- News Home
17 April 2014 12:48 pm ,
Vol. 344 ,
Officials last week revealed that the U.S. contribution to ITER could cost $3.9 billion by 2034—roughly four times the...
An experimental hepatitis B drug that looked safe in animal trials tragically killed five of 15 patients in 1993. Now,...
Using the two high-quality genomes that exist for Neandertals and Denisovans, researchers find clues to gene activity...
A new report from the Intergovernmental Panel on Climate Change (IPCC) concludes that humanity has done little to slow...
Astronomers have discovered an Earth-sized planet in the habitable zone of a red dwarf—a star cooler than the sun—500...
Three years ago, Jennifer Francis of Rutgers University proposed that a warming Arctic was altering the behavior of the...
- 17 April 2014 12:48 pm , Vol. 344 , #6181
- About Us
ScienceShot: Dino Bones Heat Up
27 June 2012 1:05 pm
Next to the mystery of what exactly killed the dinosaurs, the biggest head scratcher has been whether they were warm- or cold-blooded.

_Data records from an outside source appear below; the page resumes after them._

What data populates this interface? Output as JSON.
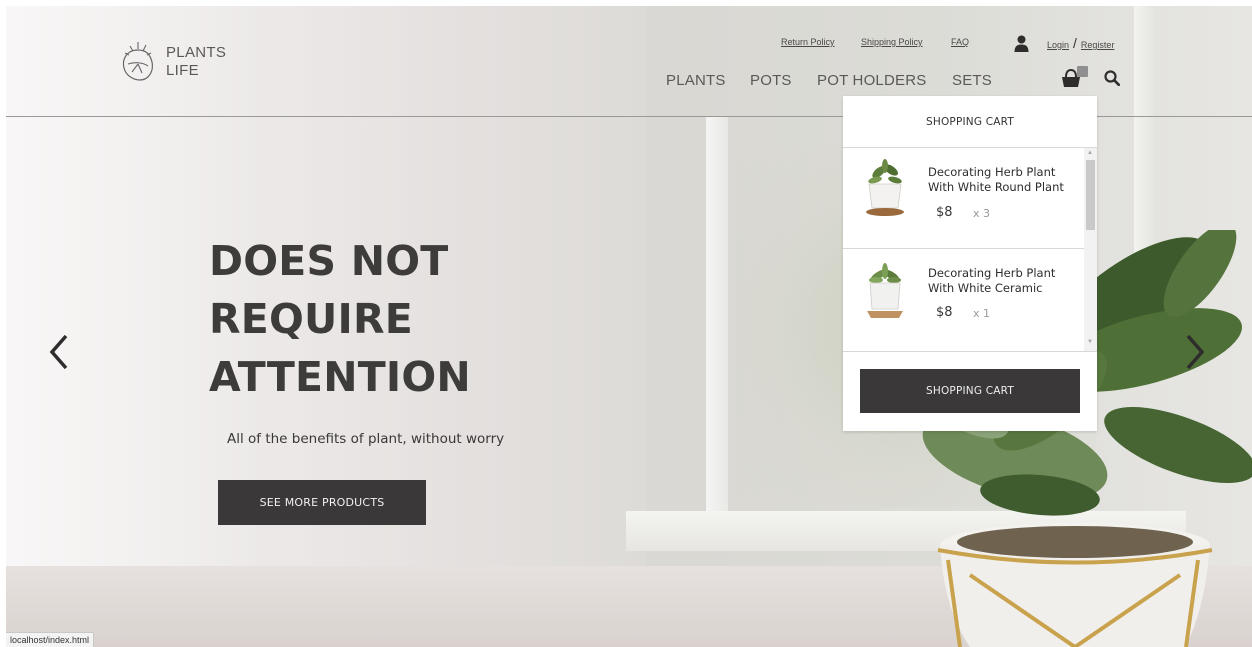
{
  "brand": {
    "logo_line1": "PLANTS",
    "logo_line2": "LIFE"
  },
  "utility_links": [
    "Return Policy",
    "Shipping Policy",
    "FAQ"
  ],
  "auth": {
    "login": "Login",
    "separator": "/",
    "register": "Register"
  },
  "nav": [
    "PLANTS",
    "POTS",
    "POT HOLDERS",
    "SETS"
  ],
  "icons": {
    "user": "user-icon",
    "cart": "cart-icon",
    "search": "search-icon",
    "prev": "chevron-left-icon",
    "next": "chevron-right-icon"
  },
  "hero": {
    "headline": [
      "DOES NOT",
      "REQUIRE",
      "ATTENTION"
    ],
    "subline": "All of the benefits of plant, without worry",
    "cta": "SEE MORE PRODUCTS"
  },
  "cart": {
    "title": "SHOPPING CART",
    "items": [
      {
        "name": "Decorating Herb Plant With White Round Plant",
        "price": "$8",
        "qty": "x 3"
      },
      {
        "name": "Decorating Herb Plant With White Ceramic",
        "price": "$8",
        "qty": "x 1"
      }
    ],
    "button": "SHOPPING CART"
  },
  "status_bar": {
    "url": "localhost/index.html"
  },
  "colors": {
    "dark_button": "#3a3838",
    "text_dark": "#3e3b3b",
    "nav_text": "#5a5858"
  }
}
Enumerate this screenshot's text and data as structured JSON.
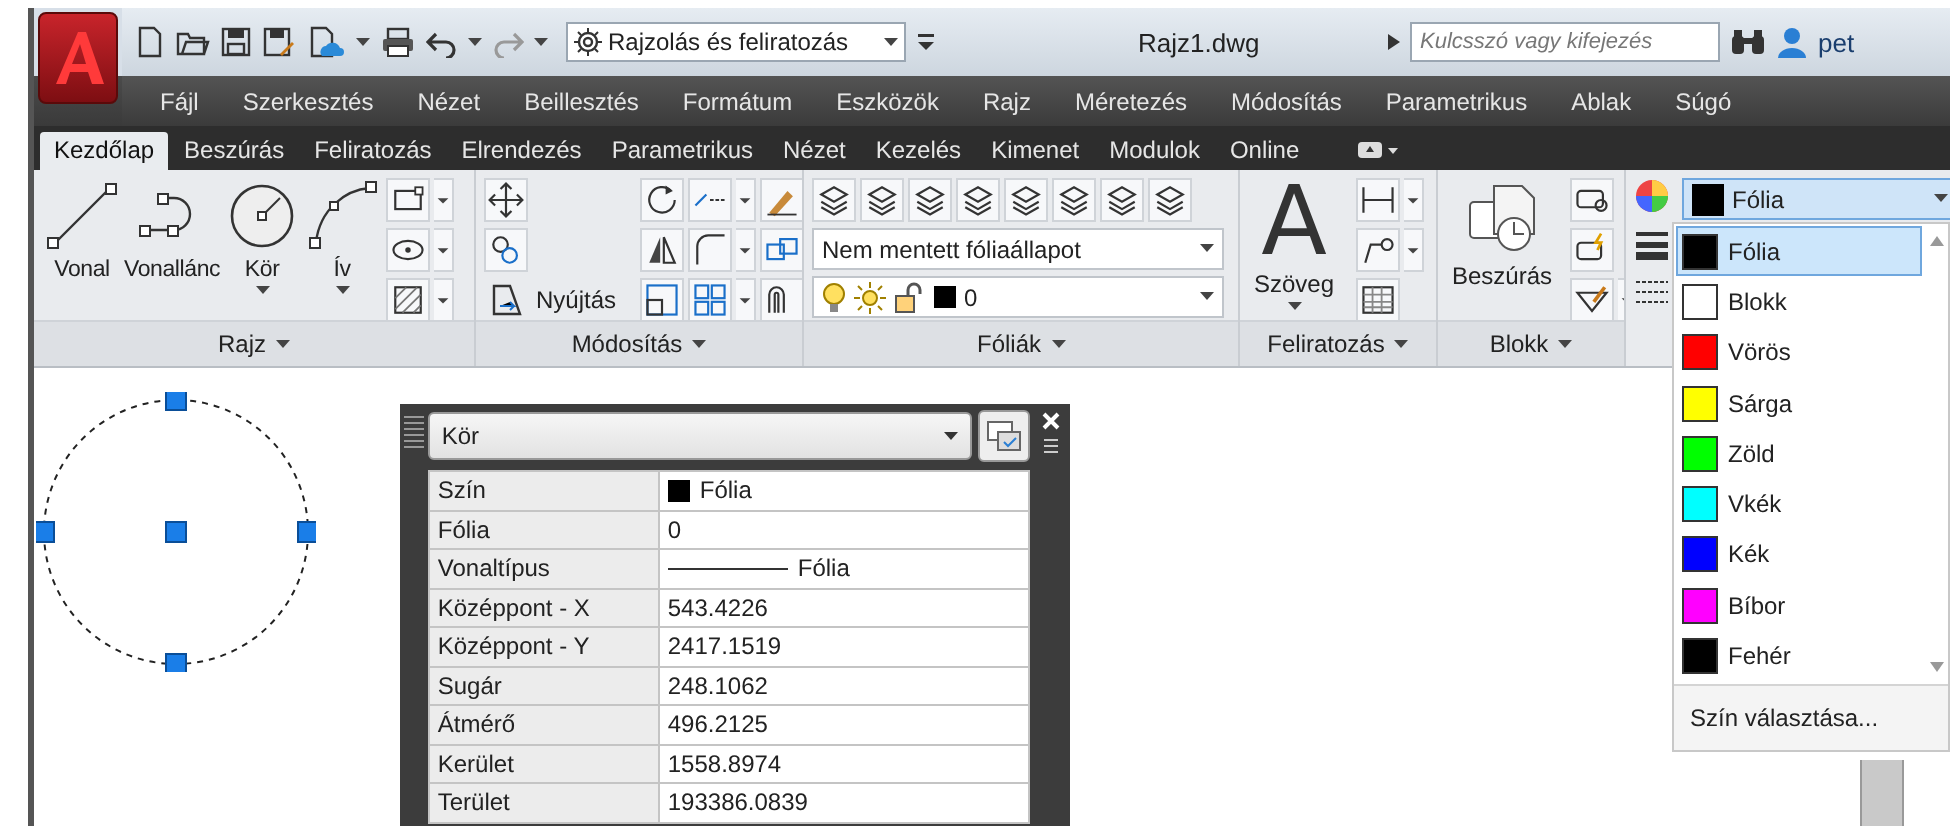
{
  "title_bar": {
    "workspace": "Rajzolás és feliratozás",
    "title": "Rajz1.dwg",
    "search_placeholder": "Kulcsszó vagy kifejezés",
    "user": "pet"
  },
  "menu_bar": [
    "Fájl",
    "Szerkesztés",
    "Nézet",
    "Beillesztés",
    "Formátum",
    "Eszközök",
    "Rajz",
    "Méretezés",
    "Módosítás",
    "Parametrikus",
    "Ablak",
    "Súgó"
  ],
  "ribbon_tabs": [
    {
      "label": "Kezdőlap",
      "selected": true
    },
    {
      "label": "Beszúrás",
      "selected": false
    },
    {
      "label": "Feliratozás",
      "selected": false
    },
    {
      "label": "Elrendezés",
      "selected": false
    },
    {
      "label": "Parametrikus",
      "selected": false
    },
    {
      "label": "Nézet",
      "selected": false
    },
    {
      "label": "Kezelés",
      "selected": false
    },
    {
      "label": "Kimenet",
      "selected": false
    },
    {
      "label": "Modulok",
      "selected": false
    },
    {
      "label": "Online",
      "selected": false
    }
  ],
  "ribbon_panels": [
    {
      "kind": "draw",
      "title": "Rajz",
      "tools": [
        {
          "label": "Vonal",
          "dropdown": false
        },
        {
          "label": "Vonallánc",
          "dropdown": false
        },
        {
          "label": "Kör",
          "dropdown": true
        },
        {
          "label": "Ív",
          "dropdown": true
        }
      ]
    },
    {
      "kind": "modify",
      "title": "Módosítás",
      "stretch_label": "Nyújtás"
    },
    {
      "kind": "layers",
      "title": "Fóliák",
      "layer_state": "Nem mentett fóliaállapot",
      "current_layer": "0"
    },
    {
      "kind": "annotation",
      "title": "Feliratozás",
      "icon_glyph": "A",
      "label": "Szöveg"
    },
    {
      "kind": "block",
      "title": "Blokk",
      "label": "Beszúrás"
    },
    {
      "kind": "properties",
      "color_value": "Fólia"
    }
  ],
  "color_list": {
    "items": [
      {
        "label": "Fólia",
        "color": "#000000",
        "selected": true
      },
      {
        "label": "Blokk",
        "color": "#ffffff",
        "selected": false
      },
      {
        "label": "Vörös",
        "color": "#ff0000",
        "selected": false
      },
      {
        "label": "Sárga",
        "color": "#ffff00",
        "selected": false
      },
      {
        "label": "Zöld",
        "color": "#00ff00",
        "selected": false
      },
      {
        "label": "Vkék",
        "color": "#00ffff",
        "selected": false
      },
      {
        "label": "Kék",
        "color": "#0000ff",
        "selected": false
      },
      {
        "label": "Bíbor",
        "color": "#ff00ff",
        "selected": false
      },
      {
        "label": "Fehér",
        "color": "#000000",
        "selected": false
      }
    ],
    "footer": "Szín választása..."
  },
  "properties_palette": {
    "object_type": "Kör",
    "rows": [
      {
        "label": "Szín",
        "value": "Fólia",
        "kind": "color"
      },
      {
        "label": "Fólia",
        "value": "0",
        "kind": "text"
      },
      {
        "label": "Vonaltípus",
        "value": "Fólia",
        "kind": "linetype"
      },
      {
        "label": "Középpont - X",
        "value": "543.4226",
        "kind": "text"
      },
      {
        "label": "Középpont - Y",
        "value": "2417.1519",
        "kind": "text"
      },
      {
        "label": "Sugár",
        "value": "248.1062",
        "kind": "text"
      },
      {
        "label": "Átmérő",
        "value": "496.2125",
        "kind": "text"
      },
      {
        "label": "Kerület",
        "value": "1558.8974",
        "kind": "text"
      },
      {
        "label": "Terület",
        "value": "193386.0839",
        "kind": "text"
      }
    ]
  }
}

Many studies have hinted that dinosaurs had an active lifestyle, a sign of warm blood, but their bones tell a different story: They often contain tree-ring-like features, called lines of arrested growth (LAGs), which have been linked to lengthy episodes of slow metabolism in a variety of modern-day reptiles and other cold-blooded creatures. In some studies of well-preserved fossils, researchers have used LAGs to help determine the ages of Tyrannosaurus rex and other dinosaurs when they died. But in a first-of-its-kind analysis, published online today in Nature, researchers report that the bones of many mammals contain LAGs, too. The scientists looked at bone samples from more than 100 wild individuals representing 41 species of ruminants—plant-eating mammals that have a four-chambered stomach—from a variety of ecosystems ranging from Norway's high-arctic islands of Svalbard to the southern tip of Africa. They found that all of the species, including the red deer Cervus elaphus (right), had LAGs (denoted by arrows in bone sample from the species, left). Although the causes of the features in these mammals aren't clear, the new finding shows that LAGs do not a cold-blooded creature make. So consider this one more dino mystery that has yet to be solved.
See more ScienceShots.